Her first endoscopy came back showing reflux damage, but only a few eosinophils (there should be none, but it wasn’t an alarming amount and was within negative range).  After this first endoscopy was performed we were told that it still seemed to be just reflux and to continue on with our current medication protocol.

A year passed and during that year AJ still had reflux symptoms but she wasn’t spitting out her food anymore.  We were excited that she stop spitting we didn’t take that time to realize that the only reason she wasn’t spitting anymore was because she had STOPPED eating any solid foods at all.  She was surviving solely on pureed foods.

At some point during that year she had a severe bout with asthma and was hospitalized and put on a daily Flovent inhaler (Flovent is a medication used to treat asthma, but is also used to treat EoE) it helped with her asthma and also seemed to help a little bit with her eating.  She could now consume pureed foods, fruits, and some other odds and ends.  But still not as much as she should be.  At this point I realized that it’s not “normal” for a three year old to eat only baby food and went back to see the GI again.  He also agreed that this was not normal for her age and wondered how bad her reflux was.  So he decided to do a PH probe (see the measuring device in the picture below.) I was still skeptical of other issues going on and talked to our allergist about it.  She suggested having him to another endoscopy with biopsies (since he was already going to be in there) and see what’s going on.

The results came back saying that the PH probe was negative for overwhelming amounts of acids, but her eosinophils were positive.  He believe that we should move on with a diagnosis of EoE.

I remember hearing those words and going through a roller coaster of emotions.  I remember being excited for a diagnosis and having my smile fade and going “that’s not the one I wanted… I specifically didn’t want THIS diagnosis”.  He had told me prior that there was a fix if her acid levels were too high, but I had been made aware through people I know and research that EoE can be quite complex and quite brutal in some cases.

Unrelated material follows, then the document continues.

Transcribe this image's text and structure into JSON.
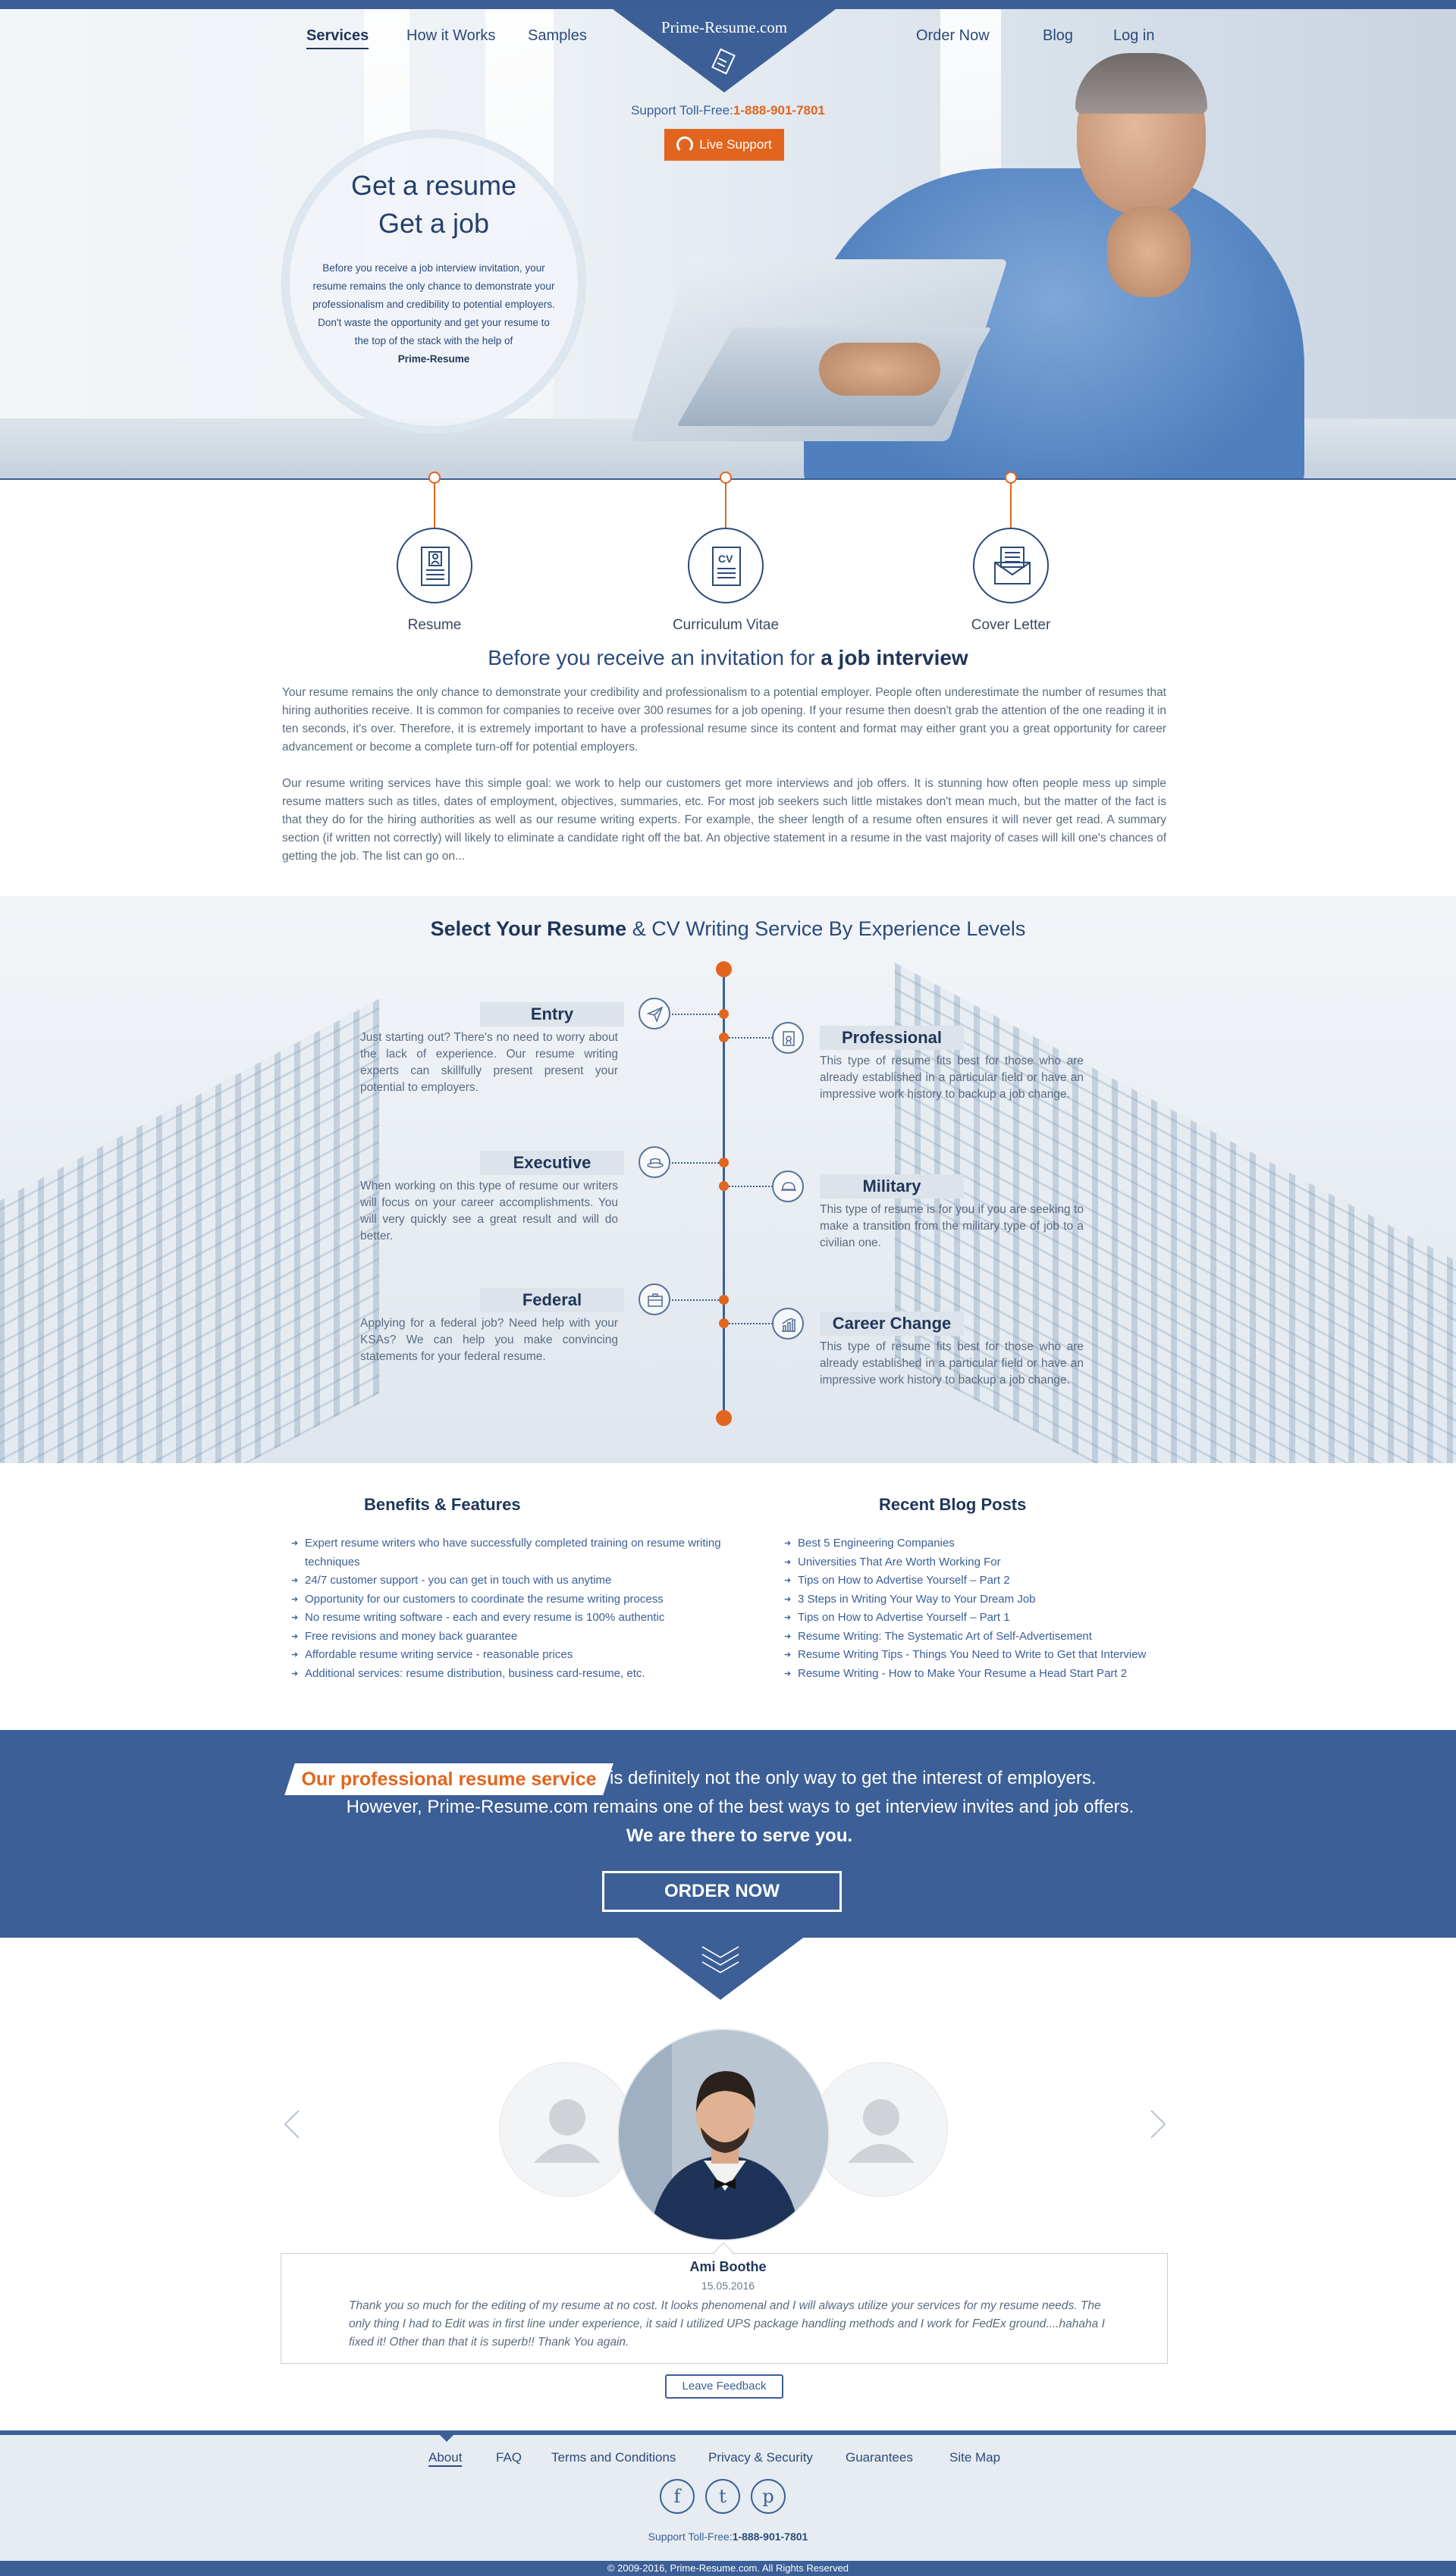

He prescribed her a swallowed Pulmicort (asthma medicine) slurry that she would use as a topical steroid for her esophagus–imagine if you could rub ointment on your esophagus.  Then he suggested that I follow up with some allergy testing to determine what foods we may need to remove from her diet.  Here’s the trouble with that, my kids are notorious for not showing much on tests even if they react violently to the actual food.  But in general allergy skin and blood testing are typically not terribly accurate for EoE triggers, so it’s like trying to find a needle in a haystack. We are still on this portion of the journey,  this is current.  We have NOT yet determined what foods will be coming out of her diet–if any.  We are still in the process of testing and hypothesizing.  I am keeping a daily food log and symptom tracker.


AJ goes to lots of doctor’s appointmentsimg_8474-1img_8476-1

And sometimes she doesn’t feel very well.

But we are extremely blessed because this disease can be HORRIFIC and right now AJ’s disease is very mild.  We are praying that it stays this way.  That HUGE dietary/lifestyle changes do not have to be made.  That we can let her be as “normal” as possible.  We pray for all of the families effected by EoE, many of which have children on tube feeds or elemental formula only with no foods.

Navigating dietary restrictions due to IgE food allergies is very familiar to me.  I’ve been managing food allergies sense I was 4, but THIS is different and has me feeling quite anxious to know what the future holds.  Thanks for coming along with me on this journey.

Happy Flocking.